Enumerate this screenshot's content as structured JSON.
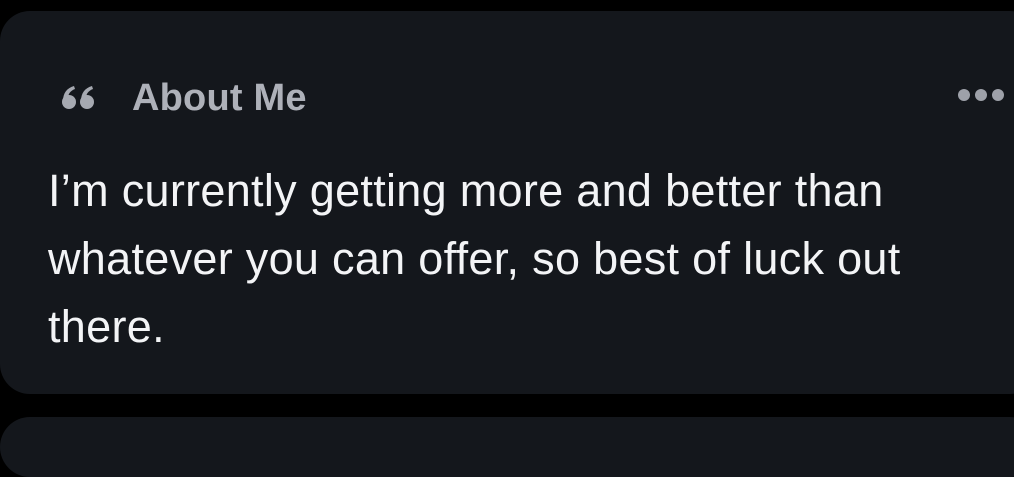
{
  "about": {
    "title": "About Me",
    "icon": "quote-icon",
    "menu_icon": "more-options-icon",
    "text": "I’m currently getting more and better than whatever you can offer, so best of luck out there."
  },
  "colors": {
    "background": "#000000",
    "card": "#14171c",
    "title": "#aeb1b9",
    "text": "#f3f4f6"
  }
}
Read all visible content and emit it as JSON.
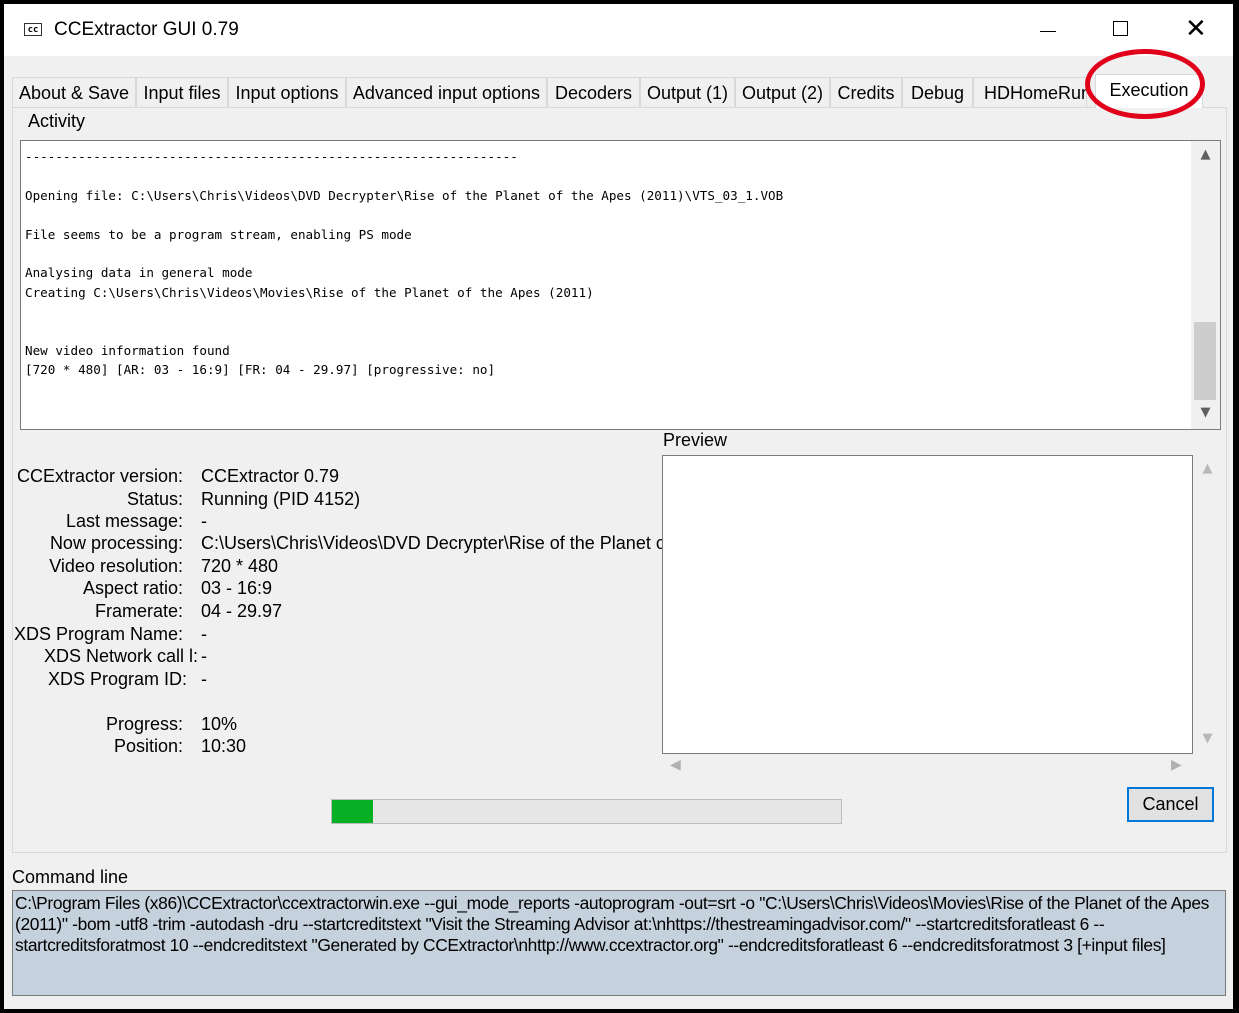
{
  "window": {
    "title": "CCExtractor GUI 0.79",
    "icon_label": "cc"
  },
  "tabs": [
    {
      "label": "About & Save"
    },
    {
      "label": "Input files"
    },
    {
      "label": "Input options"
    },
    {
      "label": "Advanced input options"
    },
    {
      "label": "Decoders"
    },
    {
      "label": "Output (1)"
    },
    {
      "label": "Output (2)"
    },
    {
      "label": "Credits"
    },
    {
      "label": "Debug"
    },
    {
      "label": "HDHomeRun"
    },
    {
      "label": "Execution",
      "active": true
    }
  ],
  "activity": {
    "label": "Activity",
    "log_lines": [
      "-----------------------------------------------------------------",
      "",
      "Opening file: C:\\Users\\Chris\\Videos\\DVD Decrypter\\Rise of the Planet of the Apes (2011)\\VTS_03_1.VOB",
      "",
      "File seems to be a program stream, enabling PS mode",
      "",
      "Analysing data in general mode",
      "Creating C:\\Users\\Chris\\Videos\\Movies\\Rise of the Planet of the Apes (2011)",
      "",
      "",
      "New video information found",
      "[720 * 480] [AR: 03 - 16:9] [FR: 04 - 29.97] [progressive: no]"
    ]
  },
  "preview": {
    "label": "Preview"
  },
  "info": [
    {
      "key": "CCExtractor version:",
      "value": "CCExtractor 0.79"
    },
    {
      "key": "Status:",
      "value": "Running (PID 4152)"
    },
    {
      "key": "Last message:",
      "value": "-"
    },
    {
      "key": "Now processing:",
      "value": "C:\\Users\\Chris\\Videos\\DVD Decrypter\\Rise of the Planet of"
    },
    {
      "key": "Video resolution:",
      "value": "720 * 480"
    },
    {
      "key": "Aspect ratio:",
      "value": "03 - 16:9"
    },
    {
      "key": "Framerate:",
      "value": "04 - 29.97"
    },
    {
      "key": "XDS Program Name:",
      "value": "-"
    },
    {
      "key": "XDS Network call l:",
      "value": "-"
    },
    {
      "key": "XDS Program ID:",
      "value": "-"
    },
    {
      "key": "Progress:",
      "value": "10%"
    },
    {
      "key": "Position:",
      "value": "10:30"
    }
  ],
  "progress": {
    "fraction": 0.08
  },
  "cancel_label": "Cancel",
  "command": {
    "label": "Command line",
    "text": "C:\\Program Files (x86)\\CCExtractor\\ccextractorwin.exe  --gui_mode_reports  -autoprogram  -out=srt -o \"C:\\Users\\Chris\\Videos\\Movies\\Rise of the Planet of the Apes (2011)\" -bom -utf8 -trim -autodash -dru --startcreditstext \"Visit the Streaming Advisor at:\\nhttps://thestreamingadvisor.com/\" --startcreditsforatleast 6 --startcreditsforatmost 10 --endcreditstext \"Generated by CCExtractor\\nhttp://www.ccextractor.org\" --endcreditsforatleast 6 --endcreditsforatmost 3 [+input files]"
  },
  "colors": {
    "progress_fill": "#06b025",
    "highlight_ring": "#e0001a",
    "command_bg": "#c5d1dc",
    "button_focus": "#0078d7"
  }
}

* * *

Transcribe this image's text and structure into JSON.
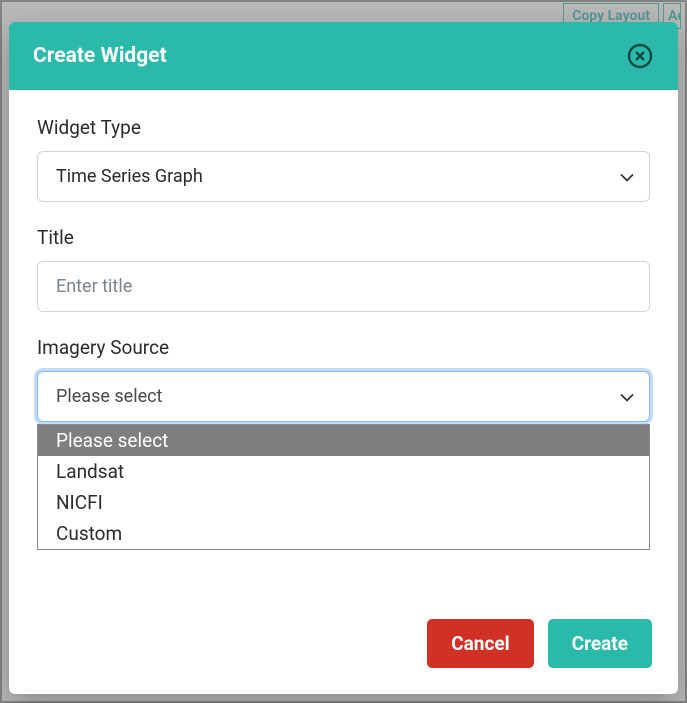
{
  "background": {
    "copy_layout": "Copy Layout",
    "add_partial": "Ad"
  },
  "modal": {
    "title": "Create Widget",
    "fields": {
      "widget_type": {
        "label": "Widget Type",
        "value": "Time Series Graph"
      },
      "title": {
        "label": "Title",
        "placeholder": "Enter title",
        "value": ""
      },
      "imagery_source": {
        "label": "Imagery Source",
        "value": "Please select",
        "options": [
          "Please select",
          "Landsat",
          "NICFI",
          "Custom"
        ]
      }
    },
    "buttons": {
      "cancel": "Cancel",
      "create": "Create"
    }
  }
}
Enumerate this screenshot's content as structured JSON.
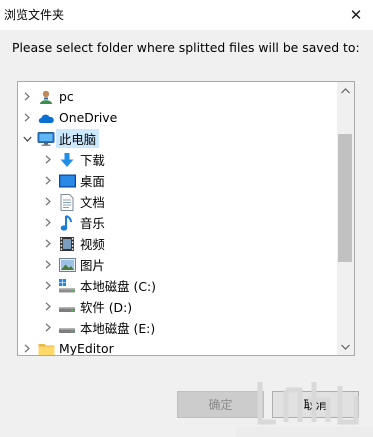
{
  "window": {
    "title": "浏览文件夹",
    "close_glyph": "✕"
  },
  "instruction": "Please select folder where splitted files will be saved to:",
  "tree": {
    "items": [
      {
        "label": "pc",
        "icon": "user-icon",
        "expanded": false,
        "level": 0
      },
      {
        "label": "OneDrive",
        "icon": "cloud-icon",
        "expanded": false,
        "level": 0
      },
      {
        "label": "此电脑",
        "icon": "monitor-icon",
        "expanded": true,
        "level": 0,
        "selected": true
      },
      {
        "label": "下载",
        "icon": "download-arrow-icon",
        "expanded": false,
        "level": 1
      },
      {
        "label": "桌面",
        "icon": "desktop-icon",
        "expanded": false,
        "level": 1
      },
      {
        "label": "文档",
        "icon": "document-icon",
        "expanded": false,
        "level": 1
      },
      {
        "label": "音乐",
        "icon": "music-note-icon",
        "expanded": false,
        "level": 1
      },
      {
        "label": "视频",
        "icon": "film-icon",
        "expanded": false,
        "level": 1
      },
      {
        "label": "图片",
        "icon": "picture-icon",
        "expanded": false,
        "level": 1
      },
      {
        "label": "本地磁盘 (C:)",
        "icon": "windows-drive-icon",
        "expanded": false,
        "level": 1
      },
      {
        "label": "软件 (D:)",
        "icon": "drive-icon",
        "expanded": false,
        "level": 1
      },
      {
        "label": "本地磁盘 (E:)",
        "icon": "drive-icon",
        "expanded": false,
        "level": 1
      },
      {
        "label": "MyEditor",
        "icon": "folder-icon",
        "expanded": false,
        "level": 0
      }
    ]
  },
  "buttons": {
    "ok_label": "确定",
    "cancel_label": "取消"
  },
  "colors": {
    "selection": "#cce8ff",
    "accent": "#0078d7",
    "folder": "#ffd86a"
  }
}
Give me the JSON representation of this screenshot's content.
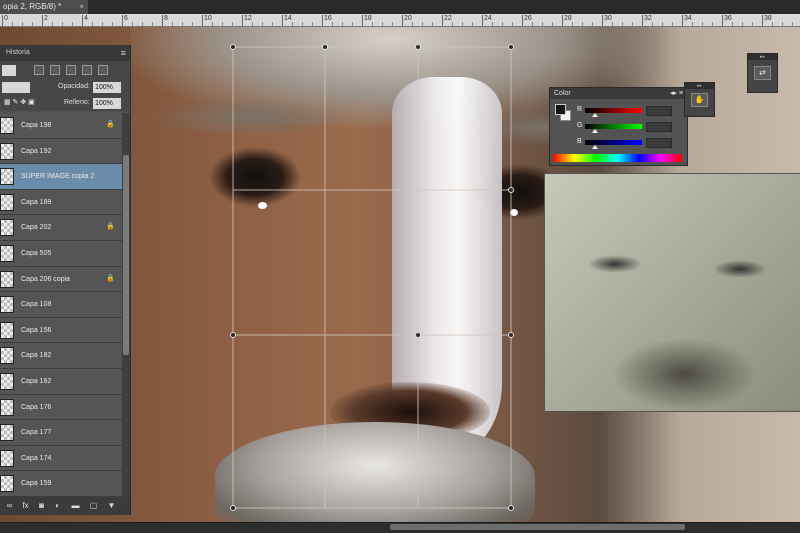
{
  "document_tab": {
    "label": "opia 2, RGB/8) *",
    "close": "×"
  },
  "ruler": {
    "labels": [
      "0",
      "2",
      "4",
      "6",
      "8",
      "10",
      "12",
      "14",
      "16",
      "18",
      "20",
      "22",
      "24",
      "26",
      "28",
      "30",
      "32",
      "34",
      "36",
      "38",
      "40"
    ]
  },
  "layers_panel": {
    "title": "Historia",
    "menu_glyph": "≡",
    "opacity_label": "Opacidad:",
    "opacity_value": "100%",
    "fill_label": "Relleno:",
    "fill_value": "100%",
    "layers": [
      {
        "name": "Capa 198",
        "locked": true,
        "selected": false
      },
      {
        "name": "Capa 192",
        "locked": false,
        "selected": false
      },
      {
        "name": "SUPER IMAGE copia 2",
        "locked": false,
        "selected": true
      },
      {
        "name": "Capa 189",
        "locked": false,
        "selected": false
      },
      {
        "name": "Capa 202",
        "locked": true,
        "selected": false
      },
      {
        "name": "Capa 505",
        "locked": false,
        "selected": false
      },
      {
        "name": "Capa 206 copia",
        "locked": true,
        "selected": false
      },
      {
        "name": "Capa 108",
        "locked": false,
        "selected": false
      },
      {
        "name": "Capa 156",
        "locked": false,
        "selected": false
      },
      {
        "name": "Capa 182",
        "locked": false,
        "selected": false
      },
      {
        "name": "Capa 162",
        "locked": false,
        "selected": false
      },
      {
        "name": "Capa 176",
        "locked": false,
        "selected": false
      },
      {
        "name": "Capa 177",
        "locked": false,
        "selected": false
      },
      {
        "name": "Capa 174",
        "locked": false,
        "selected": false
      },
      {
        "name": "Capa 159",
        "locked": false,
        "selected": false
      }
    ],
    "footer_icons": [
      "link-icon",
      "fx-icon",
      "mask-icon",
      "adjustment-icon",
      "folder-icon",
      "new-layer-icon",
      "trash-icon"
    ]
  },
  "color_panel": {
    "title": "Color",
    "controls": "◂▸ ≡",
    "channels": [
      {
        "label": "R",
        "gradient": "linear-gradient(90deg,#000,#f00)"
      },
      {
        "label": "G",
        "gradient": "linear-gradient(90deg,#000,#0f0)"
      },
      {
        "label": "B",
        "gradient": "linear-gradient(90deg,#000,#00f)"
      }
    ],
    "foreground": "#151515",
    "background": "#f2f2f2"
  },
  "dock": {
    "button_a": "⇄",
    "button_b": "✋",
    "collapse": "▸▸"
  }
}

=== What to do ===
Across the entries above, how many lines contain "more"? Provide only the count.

=== Output for this task ===
2